We worked with Time Warner Cable Sports Network to take their entire standard dynamic range production using the Technicolor HDR Intelligent Tone Management solution up-convert content from SDR to HDR. Then we took that high dynamic range version of the content and we sent it through the Technicolor HDR distribution solution.

That process made it possible to distribute content through a single stream to all subscribers, so that it could be seen on both SDR and HDR devices simultaneously without any issues.

We took that content from the stadium through El Segundo in Los Angeles, where their main headquarters are, down to Colorado, then back to Los Angeles for distribution. We even took that content for distribution across the entire United States: it was also distributed in New York.

So for the first time ever, a real production in SDR was up-converted and distributed as HDR. That’s not to say that TWC won’t need to move to HDR cameras eventually, but the goal was to see if the ecosystem could exist and if it could, prove it could deliver high quality HDR and SDR content.


Q: Interesting. What where the key lessons learned? Is the technology ready for prime time in your view, given how this trial performed?


Limor: Absolutely. This is only one of many deployments we have done. NBC Sports announced that they used the same Technicolor technology to do HDR production of sports content from the Rio Olympics this summer.

All the content generated from Olympics sports was captured in standard dynamic range. There was no HDR content. There was HDR content only of the opening ceremony. NBC leveraged technology from Technicolor to create HDR content that was distributed on Samsung HDR devices through their Xfinity app.


Q: So where do we go from here?


Limor: Technicolor is the second largest provider of set-top boxes in the world through our Connected Home division; and we are the largest provider of gateways.

Our Technology Licensing business exists to help bridge the gap between our content creation business and our Connected Home business. We are working with the content providers to ensure they can take high quality content and present it in high quality.
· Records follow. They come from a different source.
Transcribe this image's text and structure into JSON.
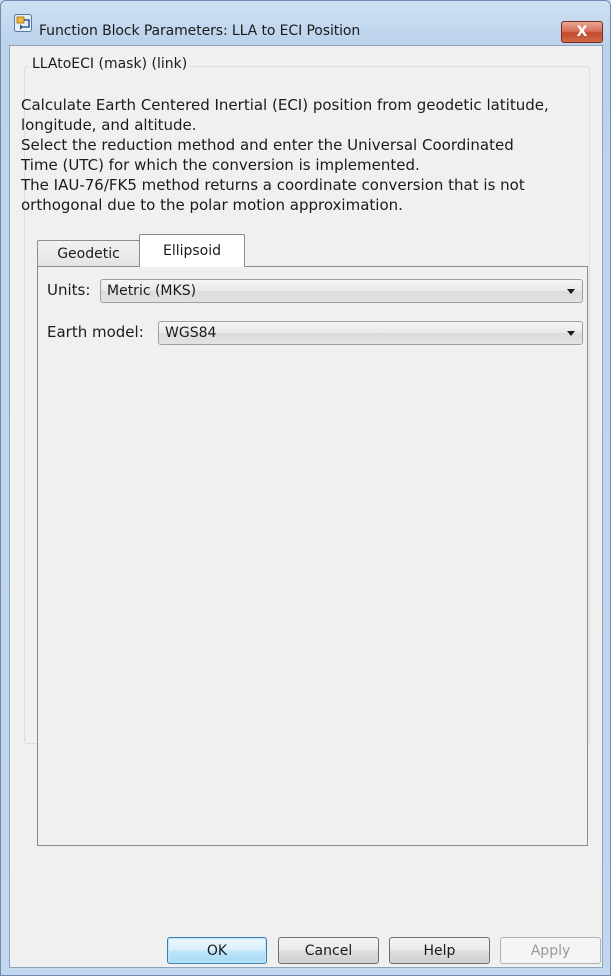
{
  "window": {
    "title": "Function Block Parameters: LLA to ECI Position",
    "close_label": "X"
  },
  "mask": {
    "legend": "LLAtoECI (mask) (link)",
    "description_lines": [
      "Calculate Earth Centered Inertial (ECI) position from geodetic latitude,",
      "longitude, and altitude.",
      "Select the reduction method and enter the Universal Coordinated",
      "Time (UTC) for which the conversion is implemented.",
      "The IAU-76/FK5 method returns a coordinate conversion that is not",
      "orthogonal due to the polar motion approximation."
    ]
  },
  "tabs": [
    {
      "label": "Geodetic",
      "active": false
    },
    {
      "label": "Ellipsoid",
      "active": true
    }
  ],
  "fields": {
    "units": {
      "label": "Units:",
      "value": "Metric (MKS)"
    },
    "earth_model": {
      "label": "Earth model:",
      "value": "WGS84"
    }
  },
  "buttons": {
    "ok": "OK",
    "cancel": "Cancel",
    "help": "Help",
    "apply": "Apply"
  },
  "colors": {
    "title_bar": "#bcd3ec",
    "close_button": "#c24a2f",
    "dialog_background": "#f0f0f0"
  },
  "icons": {
    "title": "simulink-block-icon",
    "close": "close-icon",
    "dropdown": "chevron-down-icon"
  }
}
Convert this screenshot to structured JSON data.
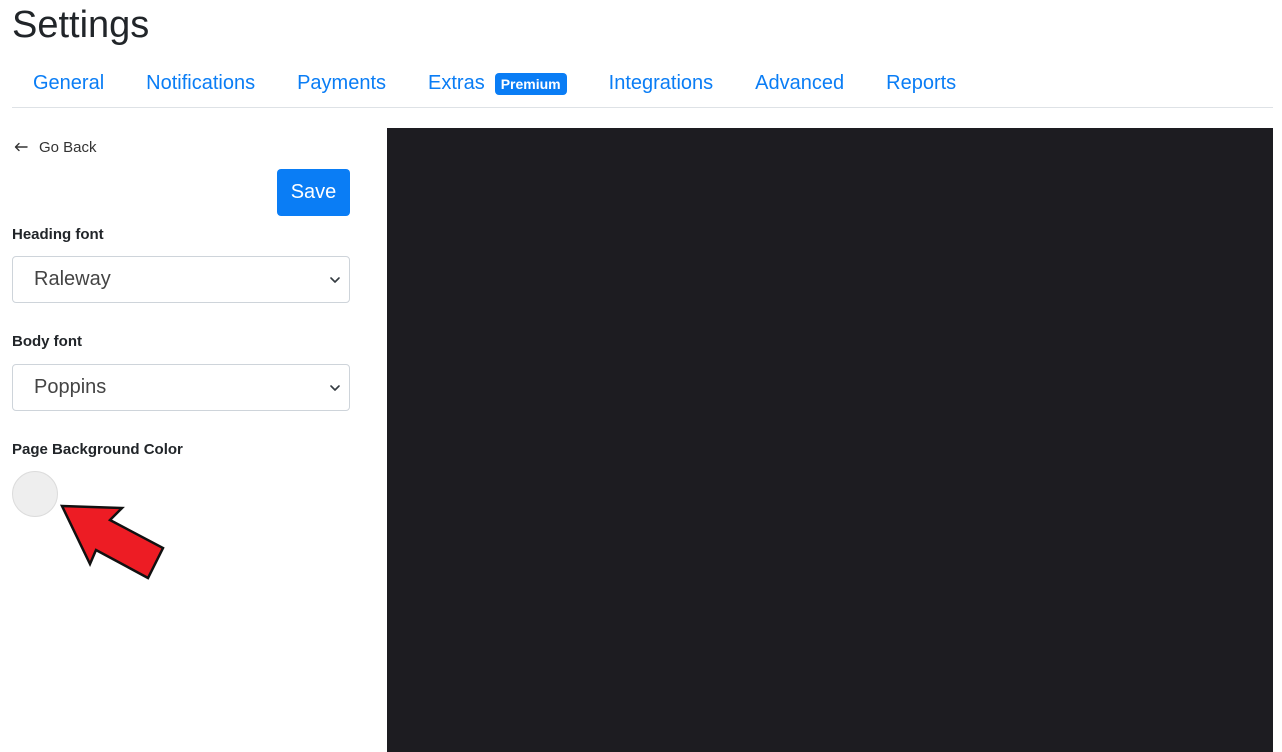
{
  "page": {
    "title": "Settings"
  },
  "tabs": [
    {
      "label": "General"
    },
    {
      "label": "Notifications"
    },
    {
      "label": "Payments"
    },
    {
      "label": "Extras",
      "badge": "Premium"
    },
    {
      "label": "Integrations"
    },
    {
      "label": "Advanced"
    },
    {
      "label": "Reports"
    }
  ],
  "panel": {
    "go_back_label": "Go Back",
    "go_back_icon": "arrow-left-icon",
    "save_label": "Save",
    "heading_font": {
      "label": "Heading font",
      "value": "Raleway"
    },
    "body_font": {
      "label": "Body font",
      "value": "Poppins"
    },
    "background_color": {
      "label": "Page Background Color",
      "value": "#eeeeee"
    }
  },
  "colors": {
    "accent": "#0a7df5",
    "preview_background": "#1d1c21",
    "annotation_arrow": "#ed1c24"
  }
}
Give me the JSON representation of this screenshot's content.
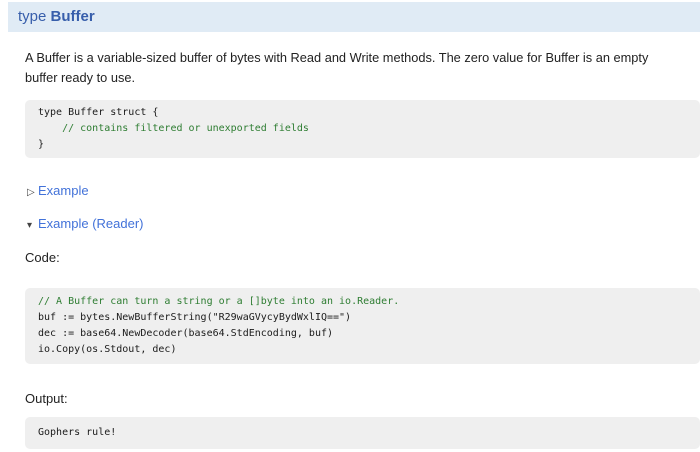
{
  "heading": {
    "keyword": "type",
    "type_name": "Buffer"
  },
  "description": "A Buffer is a variable-sized buffer of bytes with Read and Write methods. The zero value for Buffer is an empty buffer ready to use.",
  "type_decl": {
    "line_open": "type Buffer struct {",
    "line_comment": "    // contains filtered or unexported fields",
    "line_close": "}"
  },
  "examples": {
    "collapsed": {
      "icon": "triangle-right-icon",
      "glyph": "▷",
      "label": "Example"
    },
    "expanded": {
      "icon": "triangle-down-icon",
      "glyph": "▾",
      "label": "Example (Reader)"
    }
  },
  "code_section": {
    "label": "Code:",
    "comment_line": "// A Buffer can turn a string or a []byte into an io.Reader.",
    "lines": [
      "buf := bytes.NewBufferString(\"R29waGVycyBydWxlIQ==\")",
      "dec := base64.NewDecoder(base64.StdEncoding, buf)",
      "io.Copy(os.Stdout, dec)"
    ]
  },
  "output_section": {
    "label": "Output:",
    "text": "Gophers rule!"
  },
  "colors": {
    "heading_bg": "#E0EBF5",
    "heading_text": "#375EAB",
    "link": "#4272D9",
    "code_bg": "#EFEFEF",
    "code_text": "#1B1B1B",
    "comment": "#2E7D32"
  }
}
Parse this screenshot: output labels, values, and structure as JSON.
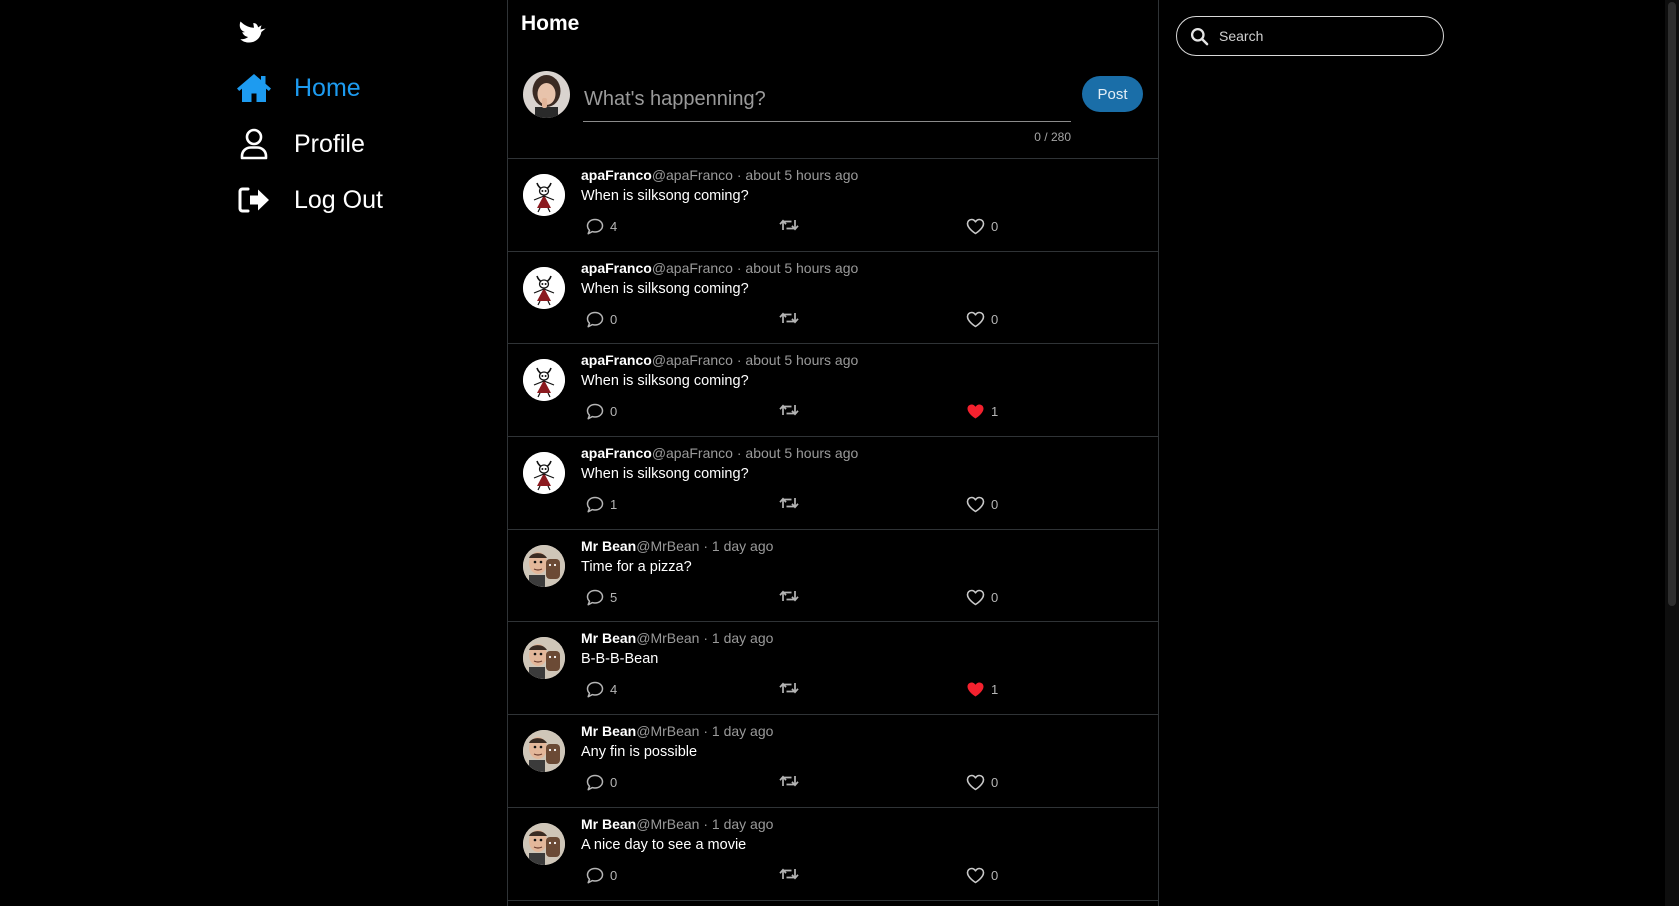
{
  "nav": {
    "items": [
      {
        "label": "Home",
        "icon": "home-icon",
        "active": true
      },
      {
        "label": "Profile",
        "icon": "user-icon",
        "active": false
      },
      {
        "label": "Log Out",
        "icon": "logout-icon",
        "active": false
      }
    ]
  },
  "main": {
    "title": "Home",
    "composer": {
      "placeholder": "What's happenning?",
      "counter": "0 / 280",
      "post_label": "Post"
    }
  },
  "feed": [
    {
      "name": "apaFranco",
      "handle": "@apaFranco",
      "sep": "·",
      "time": "about 5 hours ago",
      "text": "When is silksong coming?",
      "replies": "4",
      "likes": "0",
      "liked": false,
      "avatar": "hornet"
    },
    {
      "name": "apaFranco",
      "handle": "@apaFranco",
      "sep": "·",
      "time": "about 5 hours ago",
      "text": "When is silksong coming?",
      "replies": "0",
      "likes": "0",
      "liked": false,
      "avatar": "hornet"
    },
    {
      "name": "apaFranco",
      "handle": "@apaFranco",
      "sep": "·",
      "time": "about 5 hours ago",
      "text": "When is silksong coming?",
      "replies": "0",
      "likes": "1",
      "liked": true,
      "avatar": "hornet"
    },
    {
      "name": "apaFranco",
      "handle": "@apaFranco",
      "sep": "·",
      "time": "about 5 hours ago",
      "text": "When is silksong coming?",
      "replies": "1",
      "likes": "0",
      "liked": false,
      "avatar": "hornet"
    },
    {
      "name": "Mr Bean",
      "handle": "@MrBean",
      "sep": "·",
      "time": "1 day ago",
      "text": "Time for a pizza?",
      "replies": "5",
      "likes": "0",
      "liked": false,
      "avatar": "bean"
    },
    {
      "name": "Mr Bean",
      "handle": "@MrBean",
      "sep": "·",
      "time": "1 day ago",
      "text": "B-B-B-Bean",
      "replies": "4",
      "likes": "1",
      "liked": true,
      "avatar": "bean"
    },
    {
      "name": "Mr Bean",
      "handle": "@MrBean",
      "sep": "·",
      "time": "1 day ago",
      "text": "Any fin is possible",
      "replies": "0",
      "likes": "0",
      "liked": false,
      "avatar": "bean"
    },
    {
      "name": "Mr Bean",
      "handle": "@MrBean",
      "sep": "·",
      "time": "1 day ago",
      "text": "A nice day to see a movie",
      "replies": "0",
      "likes": "0",
      "liked": false,
      "avatar": "bean"
    }
  ],
  "search": {
    "placeholder": "Search"
  },
  "colors": {
    "accent": "#1d9bf0",
    "like": "#f4212e",
    "post_button": "#1a6ea8"
  }
}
We want to make sure that ecosystem can exist so more rich content can be created and delivered to homes were people can experience and enjoy it without having to pay attention to the technical challenges, where those are taken care of so they can focus on enjoying their entertainment.